Hole saws are usually designed for drilling into a particular type of material. Metal saws, for example, are made of carbon steel that allows you to drill into ferrous and non-ferrous materials. Other saws are designed for use with wood and softer surfaces. Multipurpose hole saws are commonly used in construction work, and can drill into stone plaster or thin metal sheets. These are also useful for electrical work, including connecting pipes or cables to electrical panels.
As we mentioned previously, the pitch reflects the distance between a saw’s teeth. The length and shape of the teeth are important factors indicating what type of surface you can drill into.
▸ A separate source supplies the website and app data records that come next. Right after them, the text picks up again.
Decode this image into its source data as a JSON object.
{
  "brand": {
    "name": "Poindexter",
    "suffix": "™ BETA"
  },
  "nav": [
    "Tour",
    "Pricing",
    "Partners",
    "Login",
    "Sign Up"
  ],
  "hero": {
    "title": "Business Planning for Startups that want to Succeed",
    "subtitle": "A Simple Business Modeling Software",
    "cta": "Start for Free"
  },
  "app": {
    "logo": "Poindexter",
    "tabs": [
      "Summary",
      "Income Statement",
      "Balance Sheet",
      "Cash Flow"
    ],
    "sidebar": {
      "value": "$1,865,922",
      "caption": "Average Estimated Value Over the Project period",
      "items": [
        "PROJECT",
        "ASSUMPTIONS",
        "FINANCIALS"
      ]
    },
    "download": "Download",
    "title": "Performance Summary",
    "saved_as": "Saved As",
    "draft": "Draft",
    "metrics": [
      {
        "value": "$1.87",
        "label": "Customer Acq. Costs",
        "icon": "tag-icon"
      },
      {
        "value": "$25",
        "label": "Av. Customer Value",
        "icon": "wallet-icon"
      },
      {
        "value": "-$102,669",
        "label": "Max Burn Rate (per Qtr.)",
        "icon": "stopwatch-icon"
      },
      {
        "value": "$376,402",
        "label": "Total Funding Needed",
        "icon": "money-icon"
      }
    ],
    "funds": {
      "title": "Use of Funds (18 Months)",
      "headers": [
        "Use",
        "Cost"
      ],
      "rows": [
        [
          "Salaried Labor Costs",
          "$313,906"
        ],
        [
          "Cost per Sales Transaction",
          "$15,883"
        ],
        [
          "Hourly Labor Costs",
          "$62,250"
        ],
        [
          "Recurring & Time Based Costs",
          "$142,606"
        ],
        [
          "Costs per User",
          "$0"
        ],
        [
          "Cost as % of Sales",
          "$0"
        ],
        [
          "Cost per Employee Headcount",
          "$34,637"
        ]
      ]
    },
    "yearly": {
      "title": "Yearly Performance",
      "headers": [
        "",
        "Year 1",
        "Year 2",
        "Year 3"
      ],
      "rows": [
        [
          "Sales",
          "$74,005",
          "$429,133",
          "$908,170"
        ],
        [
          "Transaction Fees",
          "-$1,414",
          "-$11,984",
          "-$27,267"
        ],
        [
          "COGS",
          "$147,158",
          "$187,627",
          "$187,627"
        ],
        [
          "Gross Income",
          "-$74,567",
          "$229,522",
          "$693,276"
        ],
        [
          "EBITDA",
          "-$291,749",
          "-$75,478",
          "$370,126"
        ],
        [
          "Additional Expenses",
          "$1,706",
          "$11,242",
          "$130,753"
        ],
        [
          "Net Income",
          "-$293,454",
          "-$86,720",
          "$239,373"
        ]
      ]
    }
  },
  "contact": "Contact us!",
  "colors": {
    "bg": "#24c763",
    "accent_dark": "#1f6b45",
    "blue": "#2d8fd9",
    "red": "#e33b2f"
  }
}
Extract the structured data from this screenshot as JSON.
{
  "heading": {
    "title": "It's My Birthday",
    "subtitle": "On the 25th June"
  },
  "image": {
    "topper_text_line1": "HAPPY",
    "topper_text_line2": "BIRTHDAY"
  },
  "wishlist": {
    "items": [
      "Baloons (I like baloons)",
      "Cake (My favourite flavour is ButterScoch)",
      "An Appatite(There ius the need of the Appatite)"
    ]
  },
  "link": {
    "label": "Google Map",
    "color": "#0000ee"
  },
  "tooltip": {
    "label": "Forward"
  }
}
Use our table and consult saw manuals to choose the best pitch.
Type of Teeth or Edge
Another factor that determines which hole saw is best for a specific job is the type of material covering the teeth. Bi-metal saws are best for cutting metals, plastics, and wood. Carbide-tipped saws are better for fiberglass, Formica, and soft materials. And for hard materials like concrete, tile, and ceramic, use a hole saw with diamond-coated teeth or diamond-edged grain.
Manual and cordless drills rarely provide the power required to reach the adequate speed recommended by saw manufacturers. If you do plan to use a cordless drill, be sure to get a hole saw tailored to the drill. When selecting a saw, check the diameter of your drill chuck and pick the correct size accordingly. You wouldn’t want to buy a saw that doesn’t fit your drill!
Each hole saw operates at a different speed, and the speed depends on the diameter of the saw. Softer materials like wood and plastic require a much higher speed, or revolutions per minute, than concrete. For this reason, we recommend that hole saws be used with variable speed drills.
You also need to keep in mind how deep of a hole you intend to cut. Some saws will drill deep holes with a small diameter, and others may do the opposite. Generally, holes with a larger diameter also have less depth. Always assess your needs before selecting the appropriate drill for the task. Don’t pick a long drill bit if you don’t need to make any deep holes.
Hole saws are essentially cylindrical saws meant for cutting holes of a specific depth. They are often used by masons, decorators, carpenters, and electricians.
Selecting the best hole saw for you is not an easy task, since there are so many models to choose from. The ideal saw for you will depend on what projects you’d like to complete. We’ve laid out the various options so that you can pick the best one for you.
If you found this article helpful, be sure to leave a comment or share it your friends and family so they can also find the perfect hole saw.
(Source of Featured Image: Alexandr Makarov: 14805039/ 123rf.com)